Rice was speaking to reporters after the six powers met representatives of Bahrain, Egypt, Jordan, Kuwait, Iraq, United Arab Emirates and Saudi Arabia to discuss what Washington says are Tehran’s plans to build a nuclear bomb -- a charge Iran denies.

“All there expressed their concern about Iran’s nuclear policies and its regional ambitions,” Rice said, adding that they all expressed support for efforts by the U.N. Security Council, the six powers and the U.N. atomic agency on Iran.

“Noting the utility of the consultations, the states present agreed that they will want to continue their meetings on a regular basis,” Rice said.

Iran, which was not invited to the meeting at U.N. headquarters in New York, said Washington was “distorting the realities about Iran’s peaceful nuclear program and about Iran’s constructive role in the region.”

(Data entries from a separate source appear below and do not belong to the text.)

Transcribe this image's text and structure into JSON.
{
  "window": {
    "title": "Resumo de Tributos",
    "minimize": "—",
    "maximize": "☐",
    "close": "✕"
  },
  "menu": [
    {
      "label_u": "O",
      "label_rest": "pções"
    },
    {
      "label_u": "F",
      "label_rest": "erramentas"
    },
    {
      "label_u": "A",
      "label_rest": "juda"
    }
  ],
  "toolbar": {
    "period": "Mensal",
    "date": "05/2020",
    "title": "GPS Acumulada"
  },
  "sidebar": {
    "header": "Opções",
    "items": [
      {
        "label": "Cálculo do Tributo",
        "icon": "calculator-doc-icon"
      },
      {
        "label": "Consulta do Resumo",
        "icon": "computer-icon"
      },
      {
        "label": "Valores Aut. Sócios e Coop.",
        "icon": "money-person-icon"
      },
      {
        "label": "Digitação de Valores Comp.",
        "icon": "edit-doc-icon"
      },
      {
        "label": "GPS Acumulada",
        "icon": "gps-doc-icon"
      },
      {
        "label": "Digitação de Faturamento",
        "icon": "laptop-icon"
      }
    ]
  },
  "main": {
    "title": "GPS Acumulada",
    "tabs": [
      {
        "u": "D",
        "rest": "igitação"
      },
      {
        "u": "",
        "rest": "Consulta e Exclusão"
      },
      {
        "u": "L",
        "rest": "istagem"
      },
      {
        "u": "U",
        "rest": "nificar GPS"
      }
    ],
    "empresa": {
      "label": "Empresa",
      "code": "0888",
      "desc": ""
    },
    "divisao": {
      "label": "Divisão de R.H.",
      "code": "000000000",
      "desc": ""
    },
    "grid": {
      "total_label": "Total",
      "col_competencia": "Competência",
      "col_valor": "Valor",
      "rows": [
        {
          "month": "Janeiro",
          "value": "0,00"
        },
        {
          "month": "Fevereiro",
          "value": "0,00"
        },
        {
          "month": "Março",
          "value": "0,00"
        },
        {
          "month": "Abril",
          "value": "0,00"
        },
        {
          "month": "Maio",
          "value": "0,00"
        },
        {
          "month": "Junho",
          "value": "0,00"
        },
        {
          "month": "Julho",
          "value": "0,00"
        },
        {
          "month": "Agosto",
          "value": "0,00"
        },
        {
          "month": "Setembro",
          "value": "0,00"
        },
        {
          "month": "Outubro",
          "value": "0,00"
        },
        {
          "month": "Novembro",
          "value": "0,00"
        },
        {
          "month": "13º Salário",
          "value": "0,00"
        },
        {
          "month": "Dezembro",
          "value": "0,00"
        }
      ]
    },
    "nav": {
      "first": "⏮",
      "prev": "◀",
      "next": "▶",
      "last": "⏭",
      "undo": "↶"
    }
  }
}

Iran rejects Western allegations that it is secretly amassing the capability to build atomic weapons and refuses to suspend what it says is a civilian nuclear energy program.

The six powers -- Britain, the United States, France, China, Russia and Germany -- have led negotiations on three rounds of U.N. sanctions against Iran for refusing to suspend its uranium enrichment program.


The Iraq war, which brought to power a Shi’ite-dominated government in Baghdad with close ties to Iran, has shifted the balance of power in the Gulf region, raising concerns among some Gulf Arabs about Shi’ite Muslim Iran’s growing influence.

In recent years a number of Arab states have announced plans to develop nuclear programs for civilian purposes.

In a statement criticizing Tuesday’s meeting, Iran’s mission to the United Nations said the real concern for regional stability was not Iran but “the interference of the United States in the region and its tired divisive policies.”

Asked whether the six powers, referred to as the “P5+1,” and Arab diplomats had discussed further sanctions on Iran, Rice said the point had been to hold a first large meeting to build on informal consultations in the past.

“I think there’s concern that there will need to be a way to finally (motivate) Iran to make a different choice concerning its nuclear ambitions, but this was not an effort to develop a common strategy,” Rice said.

“I think what really did come through here was that these are countries that have very deep interests in how this issue gets resolved, and they want to continue consultations with the P5+1 on how this is all going to come out,” Rice said.

The outgoing U.S. administration has suggested that a new round of sanctions against Iran would be justified since Tehran has not responded positively to an offer of economic and political incentives from the six powers.

Diplomats from some of the six powers say the process of negotiating new U.N. sanctions is on hold until U.S. President-elect Barack Obama takes office in January.

Obama, a Democrat, has said he plans a new approach to Iran and its nuclear program, including direct talks if needed, a break from President George W. Bush’s isolation strategy.

Editing by David Wiessler